Make a verbatim copy of all the records. Skip every image.

------------------------------

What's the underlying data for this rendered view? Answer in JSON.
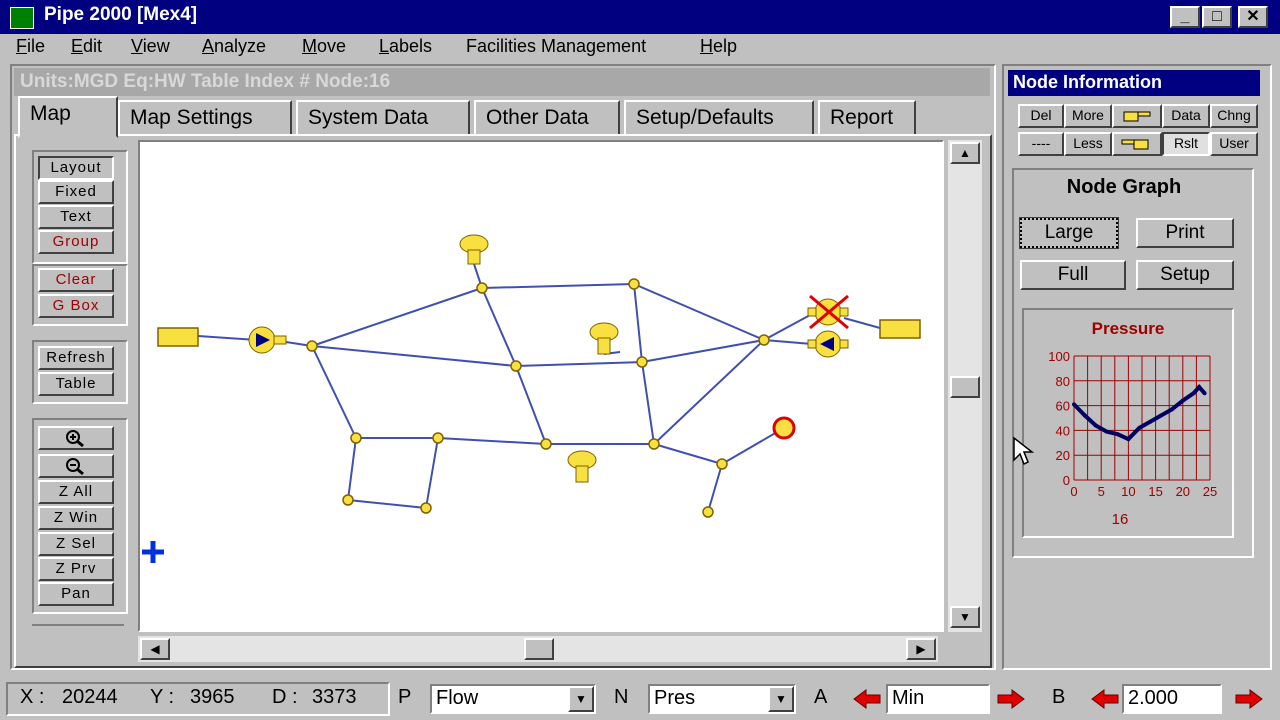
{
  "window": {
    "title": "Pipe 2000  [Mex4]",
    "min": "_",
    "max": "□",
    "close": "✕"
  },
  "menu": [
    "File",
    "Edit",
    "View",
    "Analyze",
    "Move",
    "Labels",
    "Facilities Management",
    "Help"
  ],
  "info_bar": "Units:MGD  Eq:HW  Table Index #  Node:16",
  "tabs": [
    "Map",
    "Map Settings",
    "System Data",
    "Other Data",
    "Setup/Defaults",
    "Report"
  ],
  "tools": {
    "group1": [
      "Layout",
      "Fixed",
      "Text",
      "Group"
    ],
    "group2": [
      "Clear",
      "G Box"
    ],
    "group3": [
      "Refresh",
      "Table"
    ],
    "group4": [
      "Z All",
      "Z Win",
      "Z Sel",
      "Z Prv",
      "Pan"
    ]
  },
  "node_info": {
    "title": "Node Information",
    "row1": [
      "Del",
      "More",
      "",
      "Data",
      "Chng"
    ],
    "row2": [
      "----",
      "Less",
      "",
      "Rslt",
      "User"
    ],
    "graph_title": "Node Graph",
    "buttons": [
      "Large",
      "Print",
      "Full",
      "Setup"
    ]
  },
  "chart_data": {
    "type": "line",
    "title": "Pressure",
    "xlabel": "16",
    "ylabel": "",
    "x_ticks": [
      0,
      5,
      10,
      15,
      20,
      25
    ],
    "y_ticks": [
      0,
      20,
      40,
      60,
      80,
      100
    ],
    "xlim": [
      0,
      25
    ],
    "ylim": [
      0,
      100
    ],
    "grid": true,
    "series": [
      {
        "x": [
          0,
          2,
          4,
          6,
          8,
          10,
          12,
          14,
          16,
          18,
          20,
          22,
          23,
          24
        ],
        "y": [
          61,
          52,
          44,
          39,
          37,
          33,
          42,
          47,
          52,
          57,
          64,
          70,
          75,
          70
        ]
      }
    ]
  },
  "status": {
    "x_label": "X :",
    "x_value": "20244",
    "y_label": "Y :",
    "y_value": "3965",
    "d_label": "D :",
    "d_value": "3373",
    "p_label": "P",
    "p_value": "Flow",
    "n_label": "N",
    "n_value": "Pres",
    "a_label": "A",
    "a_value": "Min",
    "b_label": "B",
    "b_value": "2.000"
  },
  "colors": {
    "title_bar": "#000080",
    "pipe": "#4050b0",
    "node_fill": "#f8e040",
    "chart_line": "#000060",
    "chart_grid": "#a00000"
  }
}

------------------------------

▶ [Solution for this problem]:
What's the underlying data for this rendered view? Answer in JSON.
{
  "window": {
    "title": "Pipe 2000  [Mex4]",
    "min": "_",
    "max": "□",
    "close": "✕"
  },
  "menu": [
    "File",
    "Edit",
    "View",
    "Analyze",
    "Move",
    "Labels",
    "Facilities Management",
    "Help"
  ],
  "info_bar": "Units:MGD  Eq:HW  Table Index #  Node:16",
  "tabs": [
    "Map",
    "Map Settings",
    "System Data",
    "Other Data",
    "Setup/Defaults",
    "Report"
  ],
  "tools": {
    "group1": [
      "Layout",
      "Fixed",
      "Text",
      "Group"
    ],
    "group2": [
      "Clear",
      "G Box"
    ],
    "group3": [
      "Refresh",
      "Table"
    ],
    "group4": [
      "Z All",
      "Z Win",
      "Z Sel",
      "Z Prv",
      "Pan"
    ]
  },
  "node_info": {
    "title": "Node Information",
    "row1": [
      "Del",
      "More",
      "",
      "Data",
      "Chng"
    ],
    "row2": [
      "----",
      "Less",
      "",
      "Rslt",
      "User"
    ],
    "graph_title": "Node Graph",
    "buttons": [
      "Large",
      "Print",
      "Full",
      "Setup"
    ]
  },
  "chart_data": {
    "type": "line",
    "title": "Pressure",
    "xlabel": "16",
    "ylabel": "",
    "x_ticks": [
      0,
      5,
      10,
      15,
      20,
      25
    ],
    "y_ticks": [
      0,
      20,
      40,
      60,
      80,
      100
    ],
    "xlim": [
      0,
      25
    ],
    "ylim": [
      0,
      100
    ],
    "grid": true,
    "series": [
      {
        "x": [
          0,
          2,
          4,
          6,
          8,
          10,
          12,
          14,
          16,
          18,
          20,
          22,
          23,
          24
        ],
        "y": [
          61,
          52,
          44,
          39,
          37,
          33,
          42,
          47,
          52,
          57,
          64,
          70,
          75,
          70
        ]
      }
    ]
  },
  "status": {
    "x_label": "X :",
    "x_value": "20244",
    "y_label": "Y :",
    "y_value": "3965",
    "d_label": "D :",
    "d_value": "3373",
    "p_label": "P",
    "p_value": "Flow",
    "n_label": "N",
    "n_value": "Pres",
    "a_label": "A",
    "a_value": "Min",
    "b_label": "B",
    "b_value": "2.000"
  },
  "colors": {
    "title_bar": "#000080",
    "pipe": "#4050b0",
    "node_fill": "#f8e040",
    "chart_line": "#000060",
    "chart_grid": "#a00000"
  }
}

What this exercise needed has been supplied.